-- Exercise description --
A single number is the answer here: the count of lines in the data below that include the word "image".

(Entries taken from a collection)
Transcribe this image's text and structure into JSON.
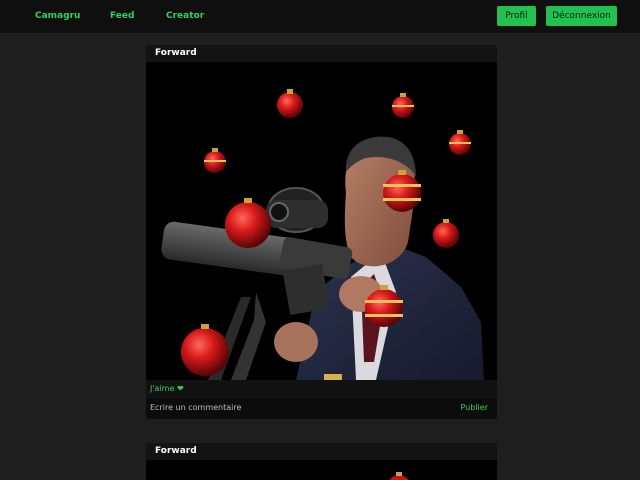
{
  "nav": {
    "links": [
      "Camagru",
      "Feed",
      "Creator"
    ],
    "profile_button": "Profil",
    "logout_button": "Déconnexion"
  },
  "posts": [
    {
      "header": "Forward",
      "image": "photo: man in suit aiming a scoped rifle, with red Christmas bauble stickers overlaid",
      "like_label": "J'aime ❤",
      "comment_placeholder": "Ecrire un commentaire",
      "publish_label": "Publier"
    },
    {
      "header": "Forward"
    }
  ],
  "colors": {
    "background": "#1e1e1e",
    "navbar": "#0f0f0f",
    "accent": "#21c24f",
    "card": "#0f0f0f"
  }
}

-- Answer to this problem --
2